My heart was filled with joy.
II. The King of Hearts
We performed, many times, a skit called The King of Hearts.
One man—macho, punching the air, not afraid of anything. Wearing a mask.
One woman—a clown, drinking, happy. Wearing a mask.
One woman (my character)—seductive, pleasurable in her movements, coy smile (I felt as uncomfortable as heck, and prayed all the while). Wearing a mask.
One Man—come to save. He took away their masks.
The man had pulled away in fear, cringing, when his mask came down.
The woman had looked into a mirror slowly, then turned away quickly, ashamed.
The clown had let down her mask for a moment, showing a sad face.
The Man took away the broken, fabric hearts pinned to their shirts, giving them a whole heart once more. And there was joy once more.
We came off stage.
Dagmara hurried over to me. She pointed to her chest, to my fabric heart pinned to mine, and she made a motion with her hands. Broken.
We prayed soon after, and she accepted Jesus into her heart. He made her whole once more.
The Calvary missions’ team needed to leave Poland behind and return home. The week had come to an end—but not the joy.
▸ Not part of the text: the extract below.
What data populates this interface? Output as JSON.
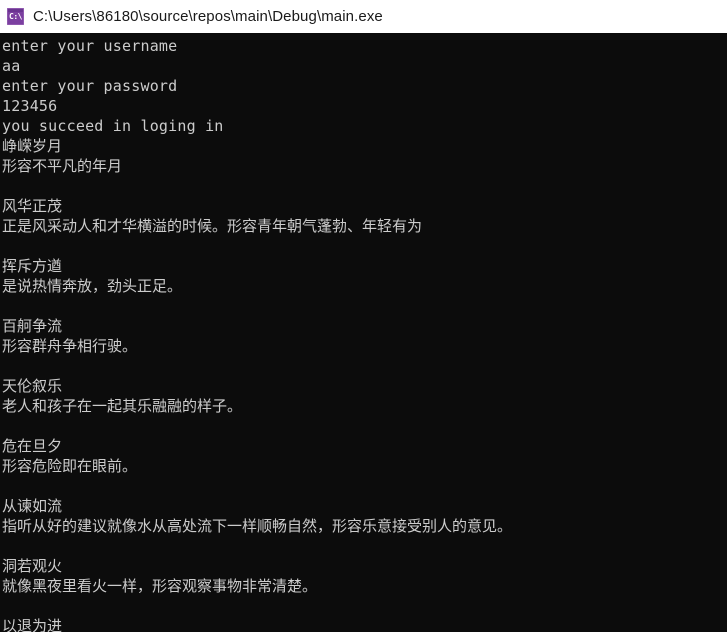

That, we would continue in heaven. I look forward to it, my dear little friends.